California Governor Jerry Brown (D) has less than two weeks to sign Assembly Bill 1081 into law or veto it. The controversial bill also known as the TRUST Act, would limit local law enforcement’s cooperation with federal immigration authorities. Specifically the bill seeks to lessen the impact of the Obama administration’s immigration enforcement program known as Secure Communities (S-Comm), which compels local police to conduct mandatory immigration checks of everyone booked into local jails. While the TRUST Act wouldn’t completely terminate the relationship between police and immigration enforcement, it would limit immigrant detainers to those suspects with previous convictions for a serious or violent felony.
Proponents of the TRUST Act, which passed the California legislature on August 24th, say that the bill is actually good for law enforcement because it attempts to repair the damaged relationship between local police and immigrant communities caused by the S-Comm program. S-Comm was supposed to focus resources on deporting “dangerous” and “violent” undocumented immigrants. In California alone 75,000 people have been deported through the program and more than half those deportees were convicted of no crime or a minor offense. Twenty-two Democratic members of Congress from California — including House Minority Leader Nancy Pelosi (D-Calif.) and Rep. Zoe Lofgren (D-Calif.) sent a letter to Brown urging him to sign the bill into law so that immigrant communities are not afraid to report crimes or cooperate with investigations.
Governor Brown could be feeling the pressure from Immigration and Customs Enforcement Director John Morton. In a letter addressed to the anti-immigrant organization, Federation for American Immigration Reform (FAIR), Morton came down against efforts to squash S-Comm’s reach through legislation. Morton told FAIR, a hate group according to the Southern Poverty Law Center, that such efforts undermine public safety and may violate federal law. FAIR took language from Morton’s letter to create an action alert urging it’s members to contact Brown’s office telling him to veto. B. Lowe, a spokesperson from the National Day Laborer’s Organizing Network said of the letter, “The director of Immigration and Customs Enforcement’s sympathizing openly with a known hate group is outrageous. Morton’s letter is further proof that ICE is an agency gone rogue. ICE’s own record is the strongest reason that local protections, like the TRUST Act, which is awaiting Governor Brown’s signature in California, are so necessary.”

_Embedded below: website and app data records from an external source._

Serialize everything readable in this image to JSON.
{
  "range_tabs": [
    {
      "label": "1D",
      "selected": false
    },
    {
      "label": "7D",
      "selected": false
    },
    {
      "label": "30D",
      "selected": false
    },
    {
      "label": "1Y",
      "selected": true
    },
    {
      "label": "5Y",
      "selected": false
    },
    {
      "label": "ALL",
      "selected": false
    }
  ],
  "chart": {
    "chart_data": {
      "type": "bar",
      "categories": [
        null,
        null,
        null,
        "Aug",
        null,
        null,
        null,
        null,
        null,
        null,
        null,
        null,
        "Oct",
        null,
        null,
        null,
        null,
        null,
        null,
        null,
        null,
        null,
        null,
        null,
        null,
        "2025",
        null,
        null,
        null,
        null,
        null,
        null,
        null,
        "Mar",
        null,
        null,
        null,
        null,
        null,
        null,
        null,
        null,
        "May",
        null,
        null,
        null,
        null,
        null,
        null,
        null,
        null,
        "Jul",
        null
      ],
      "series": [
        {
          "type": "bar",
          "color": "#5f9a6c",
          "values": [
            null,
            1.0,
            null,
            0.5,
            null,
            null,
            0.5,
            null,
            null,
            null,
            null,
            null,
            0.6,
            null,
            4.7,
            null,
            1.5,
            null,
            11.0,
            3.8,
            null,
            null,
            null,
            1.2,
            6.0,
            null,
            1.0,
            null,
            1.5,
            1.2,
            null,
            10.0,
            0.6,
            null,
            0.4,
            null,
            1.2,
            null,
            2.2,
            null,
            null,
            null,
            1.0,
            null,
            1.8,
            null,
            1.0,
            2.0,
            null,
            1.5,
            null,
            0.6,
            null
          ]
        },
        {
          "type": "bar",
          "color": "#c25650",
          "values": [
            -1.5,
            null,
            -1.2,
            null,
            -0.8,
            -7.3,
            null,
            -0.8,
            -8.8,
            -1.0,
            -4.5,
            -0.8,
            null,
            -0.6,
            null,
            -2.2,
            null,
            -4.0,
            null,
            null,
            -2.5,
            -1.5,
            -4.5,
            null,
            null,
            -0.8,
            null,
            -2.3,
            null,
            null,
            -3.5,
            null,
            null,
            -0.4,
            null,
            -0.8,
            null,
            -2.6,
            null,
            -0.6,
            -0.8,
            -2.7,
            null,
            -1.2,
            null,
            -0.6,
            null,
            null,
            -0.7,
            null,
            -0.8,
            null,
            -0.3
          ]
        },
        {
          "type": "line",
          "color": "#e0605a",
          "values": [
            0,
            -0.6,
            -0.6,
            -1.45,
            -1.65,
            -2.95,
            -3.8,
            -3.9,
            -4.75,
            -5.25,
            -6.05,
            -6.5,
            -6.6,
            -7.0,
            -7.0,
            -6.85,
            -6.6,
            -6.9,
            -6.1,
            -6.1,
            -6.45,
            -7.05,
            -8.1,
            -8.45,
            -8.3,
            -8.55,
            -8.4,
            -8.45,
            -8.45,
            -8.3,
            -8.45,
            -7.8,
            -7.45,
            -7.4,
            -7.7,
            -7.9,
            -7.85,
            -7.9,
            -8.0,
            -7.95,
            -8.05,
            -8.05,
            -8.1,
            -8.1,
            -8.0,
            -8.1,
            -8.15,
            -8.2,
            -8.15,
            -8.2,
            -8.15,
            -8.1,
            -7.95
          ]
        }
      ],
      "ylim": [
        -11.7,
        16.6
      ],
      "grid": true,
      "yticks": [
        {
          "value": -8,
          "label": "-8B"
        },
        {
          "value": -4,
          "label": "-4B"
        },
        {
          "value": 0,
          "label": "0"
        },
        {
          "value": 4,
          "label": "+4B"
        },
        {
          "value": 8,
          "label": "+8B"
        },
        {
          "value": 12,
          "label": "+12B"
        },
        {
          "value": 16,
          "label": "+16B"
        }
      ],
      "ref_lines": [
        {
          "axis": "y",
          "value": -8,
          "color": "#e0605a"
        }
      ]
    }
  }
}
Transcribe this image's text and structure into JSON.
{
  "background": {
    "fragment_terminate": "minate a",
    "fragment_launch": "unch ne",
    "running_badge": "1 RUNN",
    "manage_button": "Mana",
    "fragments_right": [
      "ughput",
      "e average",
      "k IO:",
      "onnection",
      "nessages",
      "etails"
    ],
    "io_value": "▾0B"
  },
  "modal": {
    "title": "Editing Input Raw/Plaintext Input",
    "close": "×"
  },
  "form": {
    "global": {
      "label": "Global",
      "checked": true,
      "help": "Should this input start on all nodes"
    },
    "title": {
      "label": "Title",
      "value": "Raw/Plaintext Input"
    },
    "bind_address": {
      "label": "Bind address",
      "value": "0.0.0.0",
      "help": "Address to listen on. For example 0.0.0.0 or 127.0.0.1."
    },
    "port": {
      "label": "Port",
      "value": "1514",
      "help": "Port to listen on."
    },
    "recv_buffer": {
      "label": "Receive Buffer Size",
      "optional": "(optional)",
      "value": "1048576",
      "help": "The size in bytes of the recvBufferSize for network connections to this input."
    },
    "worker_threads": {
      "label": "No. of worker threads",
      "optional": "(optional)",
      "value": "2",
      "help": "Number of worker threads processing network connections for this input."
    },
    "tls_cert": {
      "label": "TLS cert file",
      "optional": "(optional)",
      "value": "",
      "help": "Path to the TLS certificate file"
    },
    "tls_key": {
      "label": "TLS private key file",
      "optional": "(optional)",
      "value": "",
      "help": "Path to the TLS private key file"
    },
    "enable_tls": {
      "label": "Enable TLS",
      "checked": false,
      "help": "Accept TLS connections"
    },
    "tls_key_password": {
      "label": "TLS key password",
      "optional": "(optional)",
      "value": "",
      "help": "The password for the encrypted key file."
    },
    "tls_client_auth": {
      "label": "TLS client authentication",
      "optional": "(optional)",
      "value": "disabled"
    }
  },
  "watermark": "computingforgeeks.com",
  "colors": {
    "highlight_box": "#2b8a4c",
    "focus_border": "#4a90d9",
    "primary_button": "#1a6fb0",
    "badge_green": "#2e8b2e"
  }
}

The California State Sheriffs’ Association and Los Angeles County Sheriff Lee Baca have also come out against the TRUST Act, written by San Francisco Assemblyman Tom Ammiano, saying it prioritizes state law over federal law. A letter signed last month by 30 law professors counters this assertion and states that the sheriffs’ argument is both wrong and unconstitutional as it violates a Supreme Court decision holding that federal agencies cannot force state and local employees to assist in the enforcement of federal law. And not all California law enforcement is against the TRUST Act. The Sheriff of Santa Clara County and police chiefs of both Oakland and San Francisco, have come out in favor of the bill.
New York Governor Andrew Cuomo (D), Illinois Governor Pat Quinn (D), and Massachusetts Governor Deval Patrick (D), all attempted to opt their states out of Secure Communities before being told by the Obama administration that the program was not optional.
Frank Sherry, Director of the immigration advocacy organization America’s Voice said in a statement, “Governor Brown has a choice to make — and that choice will impact immigrant communities throughout California. If he vetoes the TRUST Act, Brown will find himself in lockstep with Jan Brewer, John Morton, and FAIR. That’s out of character for Brown — and for California. By signing TRUST, Brown will ally himself with immigrants and follow the lead of Governors Cuomo, Quinn and Patrick. He’ll also keep California on the right path.”